    Diarrhoea for me started around 2/3 treatment and got progressively worse however I was given medication to help. There was a lot of trial and error but eventually I was put on 4 medications that when taken in a certain way really helped. I was seen by either a radiotherapist or my oncologist every week who monitored side effects. 

    I did have some nausea towards the end of the treatments but in the end was prescribed one to take 30 minutes before the treatment and that helped.

    I didn't get many bladder effects, just a bit of irritation, a bit like you are going to get a UTI but it doesn't happen. I think it helped with the amount of water I was drinking.

    I was warned about possible skin effects and was given a special moisturising cream to help prevent them. I had slight irritation/itchiness but it didn't progress any more. They checked the skin each week. 

    Radiotherapy does not hurt while you have it. The machine does not touch you. It carries on working for a few weeks after treatment finishes and then hopefully things will improve. My last session was the end of September. Most things have settled down. I still have a bit of a dodgy tummy ( I am avoiding some dairy and eating low fibre foods to help)and a bit of stiffness in hips. I am seen every 12 weeks for check ups. 

    The only other thing I can think of to help is that Macmillan can give you a can't wait toilet card so if you get caught short during treatment you can ask for toilet access in shops etc. It helps take some of the worry away.

    I hope this helps but if you need anything else please do ask. I hope your treatment goes well for you.



    Macmillan Support Line - 0808 808 00 00, 7 days a week between 8am-8pm

  • Hi Jane

    Thank you so much for all the information. It's really useful hearing from someone who has gone through it. Makes it seem less frightening.  Hopefully get my planning meeting soon.

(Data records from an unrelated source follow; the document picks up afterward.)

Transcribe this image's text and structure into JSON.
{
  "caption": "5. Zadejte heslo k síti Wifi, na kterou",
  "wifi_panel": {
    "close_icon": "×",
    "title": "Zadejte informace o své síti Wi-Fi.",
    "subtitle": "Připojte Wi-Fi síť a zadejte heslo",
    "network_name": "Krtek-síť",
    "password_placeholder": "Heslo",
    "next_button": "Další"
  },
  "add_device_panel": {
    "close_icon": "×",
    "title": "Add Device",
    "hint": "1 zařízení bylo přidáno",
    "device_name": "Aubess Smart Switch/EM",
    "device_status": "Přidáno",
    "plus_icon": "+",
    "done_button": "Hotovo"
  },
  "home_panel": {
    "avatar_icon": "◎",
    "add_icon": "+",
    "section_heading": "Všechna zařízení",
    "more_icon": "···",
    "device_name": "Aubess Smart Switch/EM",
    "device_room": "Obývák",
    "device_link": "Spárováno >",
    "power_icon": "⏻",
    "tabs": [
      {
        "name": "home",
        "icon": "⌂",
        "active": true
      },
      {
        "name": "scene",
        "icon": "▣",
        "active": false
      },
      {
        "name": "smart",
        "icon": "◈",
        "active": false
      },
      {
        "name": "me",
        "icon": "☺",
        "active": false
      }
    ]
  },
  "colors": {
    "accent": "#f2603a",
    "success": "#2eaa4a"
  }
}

My husband and I look after my two year old granddaughter twice a week so worried how I will cope. Going to have a chat with family about it.

    Thank you again. Your reassurance means a lot

    Sue x